== Given records

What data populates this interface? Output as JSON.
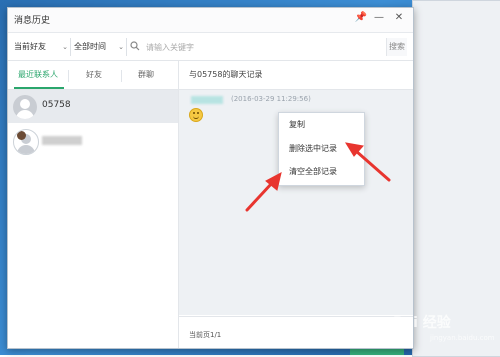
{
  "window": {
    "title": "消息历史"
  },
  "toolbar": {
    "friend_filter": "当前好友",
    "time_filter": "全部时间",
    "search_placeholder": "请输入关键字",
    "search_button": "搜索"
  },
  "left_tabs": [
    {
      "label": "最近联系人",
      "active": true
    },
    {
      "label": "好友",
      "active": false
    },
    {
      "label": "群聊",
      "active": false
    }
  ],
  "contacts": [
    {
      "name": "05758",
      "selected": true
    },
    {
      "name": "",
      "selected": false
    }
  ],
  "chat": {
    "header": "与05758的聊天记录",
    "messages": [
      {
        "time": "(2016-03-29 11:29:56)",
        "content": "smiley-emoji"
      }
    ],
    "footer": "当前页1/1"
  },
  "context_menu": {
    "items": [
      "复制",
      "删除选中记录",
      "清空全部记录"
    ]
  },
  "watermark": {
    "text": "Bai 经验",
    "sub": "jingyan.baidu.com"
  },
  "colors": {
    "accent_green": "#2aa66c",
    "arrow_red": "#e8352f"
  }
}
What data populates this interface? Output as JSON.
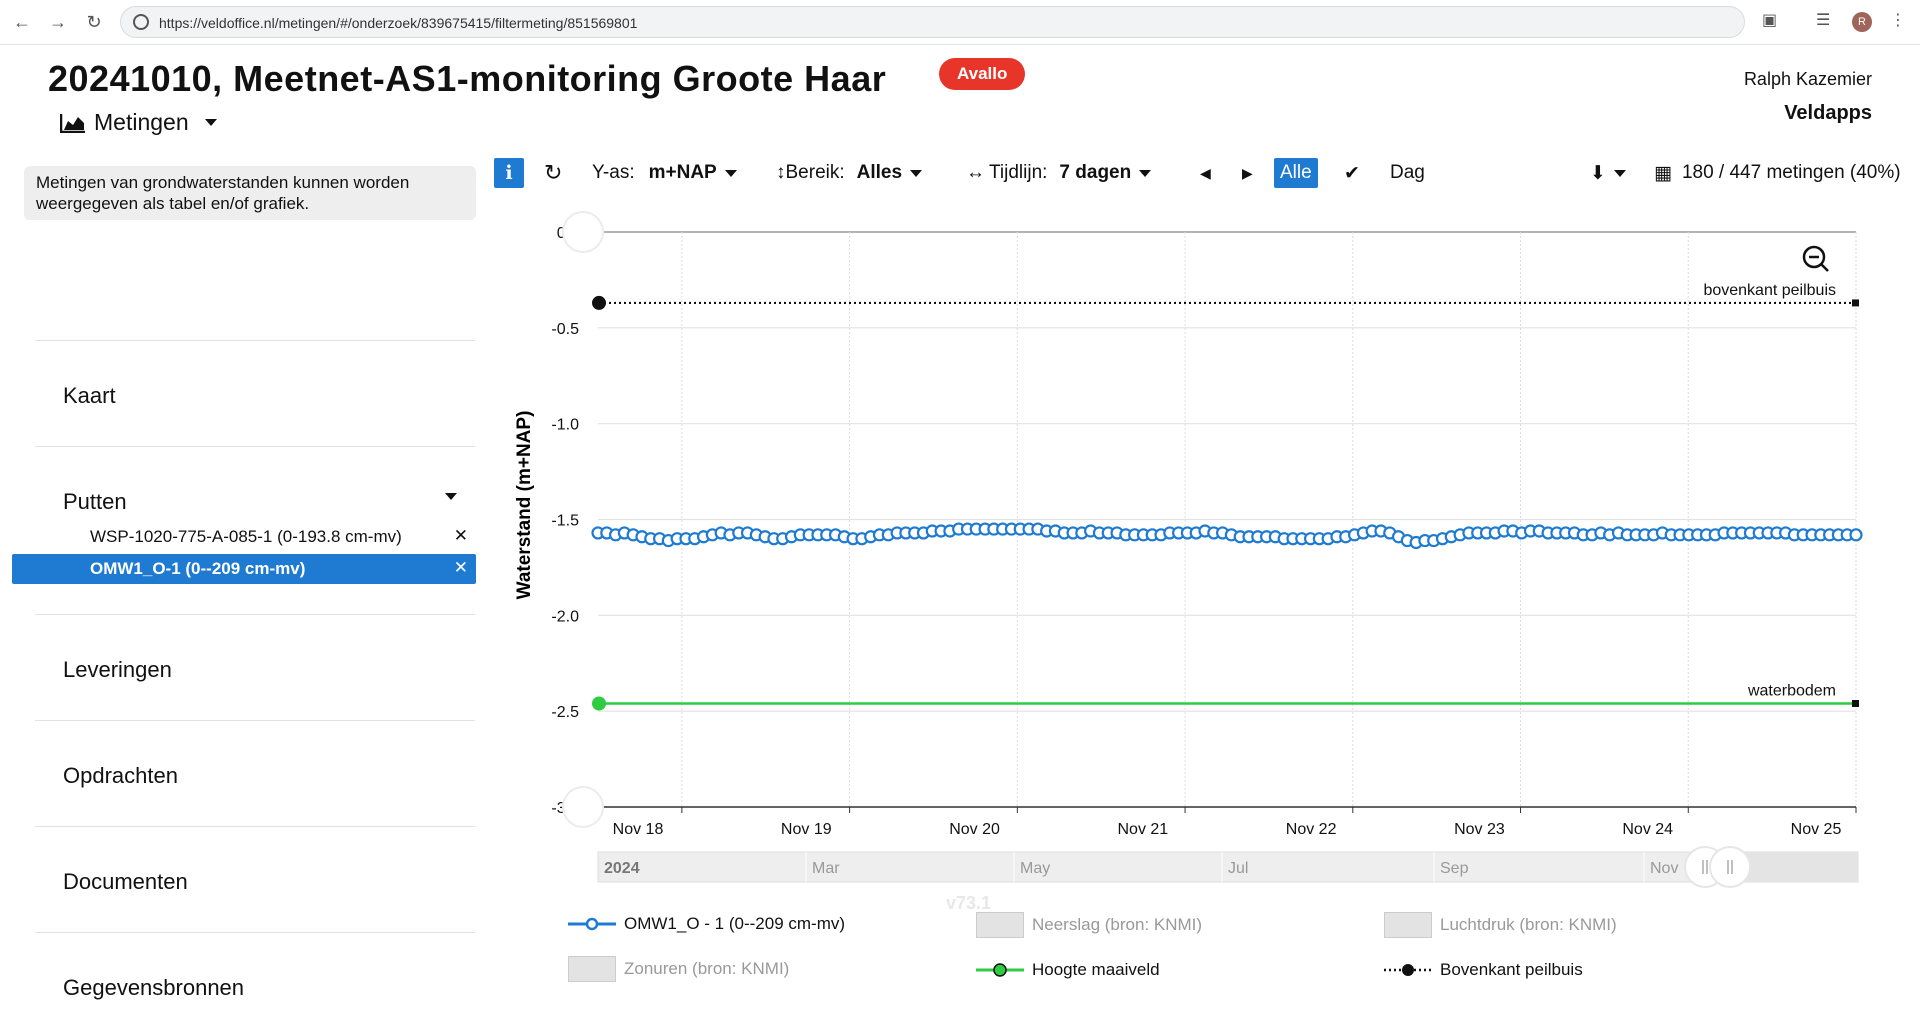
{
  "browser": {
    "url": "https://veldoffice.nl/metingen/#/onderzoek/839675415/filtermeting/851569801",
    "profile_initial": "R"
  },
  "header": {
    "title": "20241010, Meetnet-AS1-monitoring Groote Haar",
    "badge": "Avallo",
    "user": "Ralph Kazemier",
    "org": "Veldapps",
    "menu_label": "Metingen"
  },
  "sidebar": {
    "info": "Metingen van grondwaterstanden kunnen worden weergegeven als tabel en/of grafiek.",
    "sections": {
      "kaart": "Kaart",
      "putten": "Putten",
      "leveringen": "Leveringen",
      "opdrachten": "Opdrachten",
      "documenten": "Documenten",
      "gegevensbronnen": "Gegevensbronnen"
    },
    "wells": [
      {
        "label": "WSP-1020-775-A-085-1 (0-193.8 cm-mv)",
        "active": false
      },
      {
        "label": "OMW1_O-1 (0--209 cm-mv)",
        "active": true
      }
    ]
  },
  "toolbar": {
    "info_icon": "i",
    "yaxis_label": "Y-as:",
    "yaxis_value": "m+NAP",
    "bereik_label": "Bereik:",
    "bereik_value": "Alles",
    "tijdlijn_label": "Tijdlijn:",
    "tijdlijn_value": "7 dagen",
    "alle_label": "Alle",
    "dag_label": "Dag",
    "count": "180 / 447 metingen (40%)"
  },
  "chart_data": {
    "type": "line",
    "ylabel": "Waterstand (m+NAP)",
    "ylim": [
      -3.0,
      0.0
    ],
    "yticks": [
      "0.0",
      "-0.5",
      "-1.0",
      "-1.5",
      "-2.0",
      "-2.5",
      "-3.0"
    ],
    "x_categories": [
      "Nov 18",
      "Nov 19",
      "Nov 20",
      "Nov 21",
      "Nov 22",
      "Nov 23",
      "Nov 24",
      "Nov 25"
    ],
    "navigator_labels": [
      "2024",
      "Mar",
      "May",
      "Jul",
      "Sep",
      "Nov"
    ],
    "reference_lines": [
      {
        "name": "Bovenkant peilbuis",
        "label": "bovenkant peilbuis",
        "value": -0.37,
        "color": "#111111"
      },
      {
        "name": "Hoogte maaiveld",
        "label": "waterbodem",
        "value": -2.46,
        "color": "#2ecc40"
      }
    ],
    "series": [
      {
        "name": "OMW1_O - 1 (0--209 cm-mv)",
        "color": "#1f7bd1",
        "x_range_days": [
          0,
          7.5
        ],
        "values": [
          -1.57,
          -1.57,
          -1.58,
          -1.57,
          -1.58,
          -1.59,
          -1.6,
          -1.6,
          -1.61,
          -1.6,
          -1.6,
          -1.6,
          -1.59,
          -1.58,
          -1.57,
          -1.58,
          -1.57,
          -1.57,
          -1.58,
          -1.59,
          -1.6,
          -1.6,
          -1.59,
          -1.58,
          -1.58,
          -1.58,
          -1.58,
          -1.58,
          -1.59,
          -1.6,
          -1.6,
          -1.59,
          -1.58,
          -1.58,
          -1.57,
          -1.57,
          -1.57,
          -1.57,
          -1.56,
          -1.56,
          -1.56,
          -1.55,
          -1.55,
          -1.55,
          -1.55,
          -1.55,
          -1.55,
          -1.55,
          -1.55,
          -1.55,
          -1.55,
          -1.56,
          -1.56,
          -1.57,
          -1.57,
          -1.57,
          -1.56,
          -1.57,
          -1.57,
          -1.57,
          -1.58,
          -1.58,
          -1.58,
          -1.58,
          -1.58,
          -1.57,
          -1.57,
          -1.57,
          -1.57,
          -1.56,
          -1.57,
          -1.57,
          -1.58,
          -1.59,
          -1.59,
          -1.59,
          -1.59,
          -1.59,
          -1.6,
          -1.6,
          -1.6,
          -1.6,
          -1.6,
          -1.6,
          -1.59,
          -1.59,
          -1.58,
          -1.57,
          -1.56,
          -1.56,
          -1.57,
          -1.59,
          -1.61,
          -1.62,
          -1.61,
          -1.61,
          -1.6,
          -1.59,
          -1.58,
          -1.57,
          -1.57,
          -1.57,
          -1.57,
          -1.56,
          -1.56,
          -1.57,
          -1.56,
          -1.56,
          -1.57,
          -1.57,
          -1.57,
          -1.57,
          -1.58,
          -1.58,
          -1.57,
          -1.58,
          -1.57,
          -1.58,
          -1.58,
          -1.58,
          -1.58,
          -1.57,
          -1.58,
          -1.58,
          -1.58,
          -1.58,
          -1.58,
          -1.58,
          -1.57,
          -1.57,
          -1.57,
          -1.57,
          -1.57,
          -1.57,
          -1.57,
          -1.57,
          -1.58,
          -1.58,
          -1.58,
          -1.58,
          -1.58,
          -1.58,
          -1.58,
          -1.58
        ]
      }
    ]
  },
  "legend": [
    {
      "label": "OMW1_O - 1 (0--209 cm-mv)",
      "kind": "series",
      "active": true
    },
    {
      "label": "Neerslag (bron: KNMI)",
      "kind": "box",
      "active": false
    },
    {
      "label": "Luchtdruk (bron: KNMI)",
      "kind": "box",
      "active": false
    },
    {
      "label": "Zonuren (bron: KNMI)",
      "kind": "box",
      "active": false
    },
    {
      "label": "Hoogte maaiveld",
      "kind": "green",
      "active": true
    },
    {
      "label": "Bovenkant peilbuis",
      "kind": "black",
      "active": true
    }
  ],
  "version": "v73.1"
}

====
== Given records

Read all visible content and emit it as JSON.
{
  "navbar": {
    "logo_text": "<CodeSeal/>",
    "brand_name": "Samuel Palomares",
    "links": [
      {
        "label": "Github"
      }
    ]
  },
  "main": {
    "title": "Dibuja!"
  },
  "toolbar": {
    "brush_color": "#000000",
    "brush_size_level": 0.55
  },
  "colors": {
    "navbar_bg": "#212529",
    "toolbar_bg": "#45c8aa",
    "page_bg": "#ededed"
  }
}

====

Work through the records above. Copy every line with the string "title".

Exercise answer -
    "title": "消息历史"
    "title": "20241010, Meetnet-AS1-monitoring Groote Haar",
    "title": "Dibuja!"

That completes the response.